Meteor Shower Sunday Night: View Live or via NASA Webcast

An image of Halley's Comet from 1986. (NASA)
An image of Halley’s Comet from 1986. (NASA)

The night of Sunday, May 5, shortly before (Monday’s) sunrise, is your chance to view a dramatic meteor shower as Earth passes through the belt of debris in the Halley’s comet orbit. NASA will livestream the meteor shower (with chat) from the Marshall Space Flight Center in Huntsville, Alabama, from 11pm Sunday to 3am Monday Eastern Daylight Time. The webcast will also be available from space.com.

This annual spring-time orbit through the trail of Halley’s debris is known as the Eta Aquarid meteor shower because to an observer, these meteors appear to radiate from an origin near the constellation Aquarius. The planet passes through the comet’s debris twice a year, creating these meteor viewing opportunities, but since Halley’s comet orbits the sun every 76 years, it will not be near the Earth again until 2061.

For viewing tips, links to videos and images, and further details, go to NASA or space.com. EarthSky has a great meteor shower guide for 2013.

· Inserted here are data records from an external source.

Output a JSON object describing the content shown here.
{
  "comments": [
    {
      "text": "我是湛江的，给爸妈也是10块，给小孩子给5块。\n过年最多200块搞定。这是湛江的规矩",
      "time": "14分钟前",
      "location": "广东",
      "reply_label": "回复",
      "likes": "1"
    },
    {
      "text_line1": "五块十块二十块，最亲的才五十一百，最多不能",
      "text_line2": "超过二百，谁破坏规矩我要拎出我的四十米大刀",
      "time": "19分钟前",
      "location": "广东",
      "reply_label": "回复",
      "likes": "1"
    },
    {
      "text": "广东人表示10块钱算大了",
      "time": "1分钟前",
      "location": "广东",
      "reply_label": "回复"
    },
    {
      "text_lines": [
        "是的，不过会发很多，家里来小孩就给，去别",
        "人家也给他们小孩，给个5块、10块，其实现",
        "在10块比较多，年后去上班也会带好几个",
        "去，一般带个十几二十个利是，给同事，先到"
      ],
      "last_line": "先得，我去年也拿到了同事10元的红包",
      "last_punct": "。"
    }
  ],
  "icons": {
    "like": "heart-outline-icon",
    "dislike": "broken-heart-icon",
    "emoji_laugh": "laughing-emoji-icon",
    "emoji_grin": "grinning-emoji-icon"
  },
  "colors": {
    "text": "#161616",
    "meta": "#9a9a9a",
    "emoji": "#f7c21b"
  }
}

Kay works with engineers, scientists, and programmers as a writer and editor, which she prefers over working with muggles. When sufficiently caffeinated, she geeks out over words, communication, biology, needlework, and recreational sports. And, of course, chocolate. Her children _may_ have been exposed to D&D at a too-young age, but they continue to play happily to this day.